The Centers for Disease Control and Prevention have released a new warning about "superbugs" that includes the latest national death and infection estimates. The warning is important because the federal public health agency says "everyone is at risk" for antibiotic-resistant infections.
The CDC reports more than 2.8 million antibiotic-resistant infections occur in the United States each year and more than 35,000 people die as a result. In total, there are 21 threats in this new warning.
One of the greatest threats is from Clostridioides difficile, "which causes causes life-threatening diarrhea and colitis (an inflammation of the colon), mostly in people who have had both recent medical care and antibiotics." The CDC reports 223,900 cases in 2017 and at least 12,800 deaths.
Why is this important?
Dr. Kevin Shiley, an Infectious Disease physician and the Medical Director for Infection Prevention and Control for Catholic Health, said antibiotics have been used over the decades as a "cornerstone of treatment" for many conditions, from colds to cancers.
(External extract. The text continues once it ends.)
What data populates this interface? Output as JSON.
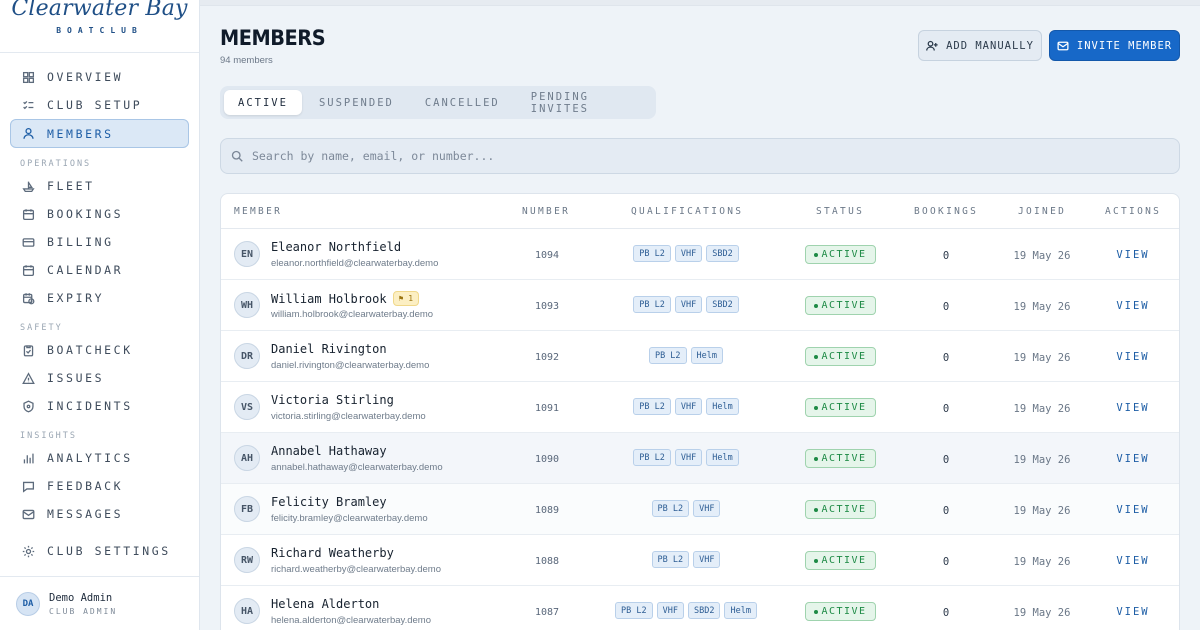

He said not only does the report point to the profound impact on the patient population because of the number of conditions, but how common these drug-resistant infections have become.
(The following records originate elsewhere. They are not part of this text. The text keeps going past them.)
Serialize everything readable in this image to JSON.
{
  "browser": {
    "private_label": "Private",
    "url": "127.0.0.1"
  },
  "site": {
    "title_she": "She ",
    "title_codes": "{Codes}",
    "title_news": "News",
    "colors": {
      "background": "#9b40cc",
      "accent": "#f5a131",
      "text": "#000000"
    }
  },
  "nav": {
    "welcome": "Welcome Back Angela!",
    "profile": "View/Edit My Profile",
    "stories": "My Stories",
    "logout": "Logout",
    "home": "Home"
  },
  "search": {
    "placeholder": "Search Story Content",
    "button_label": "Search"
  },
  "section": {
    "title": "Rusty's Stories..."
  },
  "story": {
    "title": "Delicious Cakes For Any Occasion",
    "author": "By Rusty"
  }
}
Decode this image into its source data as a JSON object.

"In a day-to-day basis, we routinely see patients in the community who are affected by these infections," Shiley said. "This is really a large national issue, and international issue frankly."
Shiley said antibiotics traditionally were given out of caution, but there has been a "real shift" in the way physicians prescribe, here in Western New York and across the country, because of drug-resistent superbugs.
"We can't just be giving antibiotics for things we have a strong sense are not caused by bacteria," he said. "I think the public needs to understand that the use of antibiotics for things that are unlikely to be beneficial really doesn't just pose potential harm to the public at large in terms of developing resistance in the community, but it can pose potential harm directly to them with unnecessary treatments."
Shiley said MRSA (methicillin-resistant Staphylococcus aureus) is a common resistent and potentially life-threatening skin infection that developed from the overuse of antibiotics. He said physicians now "very quickly evaluate" whether a patient has any risk factors for harboring a resistent bacteria.
Patients should expect changing practices from their healthcare provider.
"A patient presenting to the hospital, for example, that has had antibiotics, say, within the past 90 days prior to arrival for any number of conditions, or a patient that has spent time in a nursing home or in a dialysis center or in a healthcare facility for any kind of period of time, it would automatically be considered someone who we would oftentimes give much broader-spectrum antibiotics to, simply because we know the likelihood of a resistent bacterial infection in that group of people," Shiley said.
Shiley said there has been a big push from the infectious disease community over the past 15 years for "antimicrobial stewardship" - basically, the wise use of antibiotics - in hospitals and it has spread more recently to outpatient facilities. Likewise, he said drug manufacturers are being pushed to develop antimicrobials to help in the battle against superbugs. There are a number of challenges with that, however.
"The newest drugs that have been developed in response to these highly-resistent bacteria, they are very, very expensive and there usually are a lot of hurdles to go through to get a patient on these medications," he said. "Some of the common medications that are used for highly-resistent bacteria are hundreds, sometimes thousands, of dollars per day to prescribe."
Read the entire CDC report here.